**PROBLEM REQUIREMENTS:** Below are records. Copy every line with "name" in it.

-- INFORMATION follows --

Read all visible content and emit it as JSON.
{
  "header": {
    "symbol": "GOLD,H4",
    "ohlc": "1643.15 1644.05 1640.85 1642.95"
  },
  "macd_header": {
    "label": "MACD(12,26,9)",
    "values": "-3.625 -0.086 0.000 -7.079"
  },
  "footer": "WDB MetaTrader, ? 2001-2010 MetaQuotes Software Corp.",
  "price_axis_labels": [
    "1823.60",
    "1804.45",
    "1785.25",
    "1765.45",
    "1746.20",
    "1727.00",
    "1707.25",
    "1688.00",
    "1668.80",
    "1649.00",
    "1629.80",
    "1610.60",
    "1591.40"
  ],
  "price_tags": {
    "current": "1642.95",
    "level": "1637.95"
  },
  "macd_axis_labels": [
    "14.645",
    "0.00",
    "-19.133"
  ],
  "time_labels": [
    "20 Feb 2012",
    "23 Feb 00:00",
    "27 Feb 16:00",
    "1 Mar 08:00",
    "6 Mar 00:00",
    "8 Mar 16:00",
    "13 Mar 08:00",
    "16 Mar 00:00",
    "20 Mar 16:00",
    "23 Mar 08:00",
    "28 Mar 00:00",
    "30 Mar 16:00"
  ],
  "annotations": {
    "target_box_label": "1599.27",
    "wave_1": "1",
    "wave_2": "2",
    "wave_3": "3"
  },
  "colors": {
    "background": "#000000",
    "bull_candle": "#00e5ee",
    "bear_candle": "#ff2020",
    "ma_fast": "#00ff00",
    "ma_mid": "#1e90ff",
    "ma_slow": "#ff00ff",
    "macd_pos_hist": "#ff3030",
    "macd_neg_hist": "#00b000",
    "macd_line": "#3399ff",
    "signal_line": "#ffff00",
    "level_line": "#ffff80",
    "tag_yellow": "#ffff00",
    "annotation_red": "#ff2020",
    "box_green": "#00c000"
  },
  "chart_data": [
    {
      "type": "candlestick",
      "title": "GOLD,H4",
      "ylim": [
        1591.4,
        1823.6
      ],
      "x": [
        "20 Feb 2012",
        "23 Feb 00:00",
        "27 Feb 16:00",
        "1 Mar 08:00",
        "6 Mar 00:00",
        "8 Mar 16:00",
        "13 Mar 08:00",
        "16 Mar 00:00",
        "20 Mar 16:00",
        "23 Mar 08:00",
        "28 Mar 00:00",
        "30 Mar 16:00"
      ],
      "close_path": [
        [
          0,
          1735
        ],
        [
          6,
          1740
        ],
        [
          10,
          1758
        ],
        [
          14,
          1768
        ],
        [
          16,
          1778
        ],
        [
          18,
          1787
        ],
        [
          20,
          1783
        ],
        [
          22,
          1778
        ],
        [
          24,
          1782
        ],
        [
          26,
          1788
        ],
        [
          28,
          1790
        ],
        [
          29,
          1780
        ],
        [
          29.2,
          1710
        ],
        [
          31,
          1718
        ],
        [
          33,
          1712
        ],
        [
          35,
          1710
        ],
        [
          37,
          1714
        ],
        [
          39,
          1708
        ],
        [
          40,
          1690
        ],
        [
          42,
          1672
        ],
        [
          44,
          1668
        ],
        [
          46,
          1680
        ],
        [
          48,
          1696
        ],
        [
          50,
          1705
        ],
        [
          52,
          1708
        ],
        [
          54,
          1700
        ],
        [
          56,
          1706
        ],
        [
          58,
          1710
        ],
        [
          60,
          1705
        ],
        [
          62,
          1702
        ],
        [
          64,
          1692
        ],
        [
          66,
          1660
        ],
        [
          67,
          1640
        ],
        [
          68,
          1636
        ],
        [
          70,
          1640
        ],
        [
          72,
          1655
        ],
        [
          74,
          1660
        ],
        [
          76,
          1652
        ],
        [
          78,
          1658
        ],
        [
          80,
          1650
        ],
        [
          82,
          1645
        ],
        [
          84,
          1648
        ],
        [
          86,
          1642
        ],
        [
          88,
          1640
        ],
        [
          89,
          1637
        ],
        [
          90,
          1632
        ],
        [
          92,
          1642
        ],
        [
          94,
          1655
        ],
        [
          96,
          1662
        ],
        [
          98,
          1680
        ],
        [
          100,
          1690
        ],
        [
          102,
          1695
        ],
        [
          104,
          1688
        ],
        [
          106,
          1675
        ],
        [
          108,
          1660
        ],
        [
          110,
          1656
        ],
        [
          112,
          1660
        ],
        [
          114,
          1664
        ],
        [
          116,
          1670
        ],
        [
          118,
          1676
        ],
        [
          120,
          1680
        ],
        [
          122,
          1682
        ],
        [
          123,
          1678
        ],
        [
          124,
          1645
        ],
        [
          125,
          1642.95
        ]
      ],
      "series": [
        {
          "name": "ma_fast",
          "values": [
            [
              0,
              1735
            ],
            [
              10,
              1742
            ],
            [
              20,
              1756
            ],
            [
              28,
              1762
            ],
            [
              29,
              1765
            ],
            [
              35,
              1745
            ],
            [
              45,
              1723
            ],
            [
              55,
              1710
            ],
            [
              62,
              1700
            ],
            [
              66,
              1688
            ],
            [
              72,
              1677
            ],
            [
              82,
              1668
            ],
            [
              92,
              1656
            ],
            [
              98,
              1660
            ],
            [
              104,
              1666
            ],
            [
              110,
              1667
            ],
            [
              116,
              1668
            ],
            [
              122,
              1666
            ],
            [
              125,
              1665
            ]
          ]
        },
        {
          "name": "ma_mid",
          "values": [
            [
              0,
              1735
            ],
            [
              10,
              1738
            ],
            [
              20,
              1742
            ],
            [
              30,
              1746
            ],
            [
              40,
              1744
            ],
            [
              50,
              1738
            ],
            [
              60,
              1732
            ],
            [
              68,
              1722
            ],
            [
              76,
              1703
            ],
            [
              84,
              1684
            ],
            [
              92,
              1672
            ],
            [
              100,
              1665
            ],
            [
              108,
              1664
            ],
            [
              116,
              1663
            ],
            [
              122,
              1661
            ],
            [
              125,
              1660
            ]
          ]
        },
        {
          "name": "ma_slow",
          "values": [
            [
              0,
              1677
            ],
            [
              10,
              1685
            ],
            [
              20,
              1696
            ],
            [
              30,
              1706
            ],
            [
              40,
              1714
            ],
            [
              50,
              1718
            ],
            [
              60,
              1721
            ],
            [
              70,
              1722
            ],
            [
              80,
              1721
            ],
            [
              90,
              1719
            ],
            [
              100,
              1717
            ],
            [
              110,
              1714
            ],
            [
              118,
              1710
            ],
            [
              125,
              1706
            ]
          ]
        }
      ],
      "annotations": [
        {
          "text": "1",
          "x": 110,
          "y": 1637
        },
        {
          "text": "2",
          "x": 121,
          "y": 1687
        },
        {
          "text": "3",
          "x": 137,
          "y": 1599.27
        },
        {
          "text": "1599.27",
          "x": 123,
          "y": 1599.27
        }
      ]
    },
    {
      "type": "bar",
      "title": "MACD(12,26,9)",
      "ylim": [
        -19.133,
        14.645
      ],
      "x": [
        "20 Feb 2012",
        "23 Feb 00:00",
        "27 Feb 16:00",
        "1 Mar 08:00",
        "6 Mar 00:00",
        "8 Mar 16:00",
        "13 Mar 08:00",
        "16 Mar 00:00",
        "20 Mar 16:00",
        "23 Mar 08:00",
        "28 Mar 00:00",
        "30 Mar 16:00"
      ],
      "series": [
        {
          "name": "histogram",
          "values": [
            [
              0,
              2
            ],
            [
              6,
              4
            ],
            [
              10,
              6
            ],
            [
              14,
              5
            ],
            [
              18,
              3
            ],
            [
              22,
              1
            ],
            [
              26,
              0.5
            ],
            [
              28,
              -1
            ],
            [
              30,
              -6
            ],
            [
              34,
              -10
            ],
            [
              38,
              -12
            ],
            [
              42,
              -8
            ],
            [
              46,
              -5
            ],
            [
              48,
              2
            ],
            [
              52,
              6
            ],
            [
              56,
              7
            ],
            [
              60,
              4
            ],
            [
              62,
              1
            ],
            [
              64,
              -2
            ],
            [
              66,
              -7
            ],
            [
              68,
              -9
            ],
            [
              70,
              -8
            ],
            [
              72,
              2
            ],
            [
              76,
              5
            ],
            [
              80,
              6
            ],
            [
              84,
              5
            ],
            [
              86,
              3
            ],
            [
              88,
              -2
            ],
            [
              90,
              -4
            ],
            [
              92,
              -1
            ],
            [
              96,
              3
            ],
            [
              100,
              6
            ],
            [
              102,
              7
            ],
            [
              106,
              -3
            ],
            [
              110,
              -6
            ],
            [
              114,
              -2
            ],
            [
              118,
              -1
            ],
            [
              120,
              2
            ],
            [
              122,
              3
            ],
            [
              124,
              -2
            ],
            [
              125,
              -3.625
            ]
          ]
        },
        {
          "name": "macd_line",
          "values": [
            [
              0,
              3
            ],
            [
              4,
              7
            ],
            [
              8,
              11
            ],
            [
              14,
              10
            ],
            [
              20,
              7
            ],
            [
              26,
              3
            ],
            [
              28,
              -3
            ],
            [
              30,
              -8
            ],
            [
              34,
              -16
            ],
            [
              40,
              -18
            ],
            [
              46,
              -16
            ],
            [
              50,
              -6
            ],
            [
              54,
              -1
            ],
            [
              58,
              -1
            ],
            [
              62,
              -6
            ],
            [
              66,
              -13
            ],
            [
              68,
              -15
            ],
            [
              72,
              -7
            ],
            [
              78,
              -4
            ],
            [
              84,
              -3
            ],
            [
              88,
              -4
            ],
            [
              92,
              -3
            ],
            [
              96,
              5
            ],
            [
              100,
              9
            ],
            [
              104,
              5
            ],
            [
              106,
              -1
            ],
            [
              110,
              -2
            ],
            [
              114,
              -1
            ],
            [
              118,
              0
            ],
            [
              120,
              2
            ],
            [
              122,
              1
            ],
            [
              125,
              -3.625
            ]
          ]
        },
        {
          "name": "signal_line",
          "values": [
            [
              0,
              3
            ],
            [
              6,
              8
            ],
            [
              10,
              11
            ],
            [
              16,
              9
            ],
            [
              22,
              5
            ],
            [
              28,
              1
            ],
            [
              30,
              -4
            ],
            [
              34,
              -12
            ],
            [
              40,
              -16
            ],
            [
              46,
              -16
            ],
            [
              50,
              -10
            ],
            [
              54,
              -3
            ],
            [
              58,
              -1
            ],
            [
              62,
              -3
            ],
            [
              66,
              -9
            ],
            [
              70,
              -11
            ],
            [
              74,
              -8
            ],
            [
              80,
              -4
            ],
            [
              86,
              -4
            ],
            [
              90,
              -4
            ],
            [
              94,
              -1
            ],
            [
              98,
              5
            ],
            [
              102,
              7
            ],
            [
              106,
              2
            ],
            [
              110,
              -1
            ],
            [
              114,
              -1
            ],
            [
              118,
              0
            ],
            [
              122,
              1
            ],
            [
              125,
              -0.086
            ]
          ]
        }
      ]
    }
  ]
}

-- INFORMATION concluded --

**WRITTEN RESPONSE:**
          "name": "ma_fast",
          "name": "ma_mid",
          "name": "ma_slow",
          "name": "histogram",
          "name": "macd_line",
          "name": "signal_line",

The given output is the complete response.